    You could make parts out of a billet of chrome-moly steel, just as you could make parts out of a billet of any alloy. But looking at the CPP kit, I can't guess what parts they're referring to. The subframe and its brackets look like welded sheet metal. The LCA's look like tubular steel, bent and welded with a piece of sheet metal for the ball joint pad. I really can't guess where they are using any parts carved from billet.

    Note: the body and the lid of the master cylinder on my '65 Mustang are cast polished aluminum.
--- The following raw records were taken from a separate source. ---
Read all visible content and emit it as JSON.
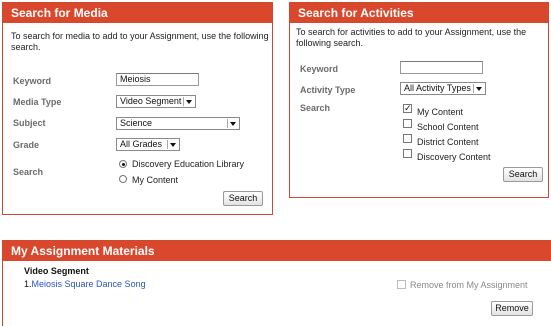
{
  "media": {
    "title": "Search for Media",
    "intro": "To search for media to add to your Assignment, use the following search.",
    "keyword_label": "Keyword",
    "keyword_value": "Meiosis",
    "media_type_label": "Media Type",
    "media_type_value": "Video Segment",
    "subject_label": "Subject",
    "subject_value": "Science",
    "grade_label": "Grade",
    "grade_value": "All Grades",
    "search_label": "Search",
    "radio_options": [
      "Discovery Education Library",
      "My Content"
    ],
    "radio_selected": 0,
    "search_button": "Search"
  },
  "activities": {
    "title": "Search for Activities",
    "intro": "To search for activities to add to your Assignment, use the following search.",
    "keyword_label": "Keyword",
    "keyword_value": "",
    "activity_type_label": "Activity Type",
    "activity_type_value": "All Activity Types",
    "search_label": "Search",
    "checkbox_options": [
      "My Content",
      "School Content",
      "District Content",
      "Discovery Content"
    ],
    "checked": [
      true,
      false,
      false,
      false
    ],
    "search_button": "Search"
  },
  "materials": {
    "title": "My Assignment Materials",
    "section_heading": "Video Segment",
    "item_number": "1.",
    "item_title": "Meiosis Square Dance Song",
    "remove_checkbox_label": "Remove from My Assignment",
    "remove_button": "Remove"
  },
  "colors": {
    "header_red": "#d9472c",
    "link_blue": "#2a54c5",
    "label_grey": "#6b6b6b"
  }
}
But the manufacturer -- Scott Drake -- marketed this assembly as "billet." It's not billet, but I guess the marketing department thinks that "billet" is a synonym for "shiny."
  16. the control arm shaft is what's made of billet chrome-moly which is good. one thing about your post is that you recommended lowering the UCA 1.5" instead of 1" that would be just fine if the new UCA has a correct ball joint angle like the GW UCA but we don't yet know if the CPP UCA has this corrected ball joint angle, if it doesn't then the 1" drop would still be the limit.

    personally, i was going to use the standard CPP kit with only the lower A-arm conversion parts and an Opentracker roller UCA and roller spring perch. just because i like John's parts, i have a set of his roller perches on my GT at the moment and i'll definitely be using another set on the cougar.

    one more thing i'd like to add is that the way CPP talks about the bushing material they use leads me to believe they are using a Delrin bushing which is the same material that GW uses in their Del-Alum bushings but GW also uses an aluminum sleeve with their bushings, i don't think CPP uses the aluminum sleeve.
  17. Not without cats and various other peripherals (EEC, etc.) will an LS-7 crate "meet EPA."

    And if, by chance, you were posting to a Ford forum you might also want to mention the World Products 460 ci Windsor crate engine, complete from pan to carb and rated at 600 hp, $12,200 at Summit, or the 427, 440, and 460 ci McKeown Motorsport Clevor crate engines, using CHI Cleveland-style heads on a World Products Windsor block, and rated at 675, 700, or 725 hp, $14,000 at MME.

    Oh wait, this is a Ford forum.

    I may be wrong, but I don't think you can find a 725 hp NA pump gas SBC for $14,000.
  18. ya know there is too much good info in this thread to get it locked so let's just try to ignore the guy and continue with the thread. i think i will also start a new thread on the CPP suspension as well.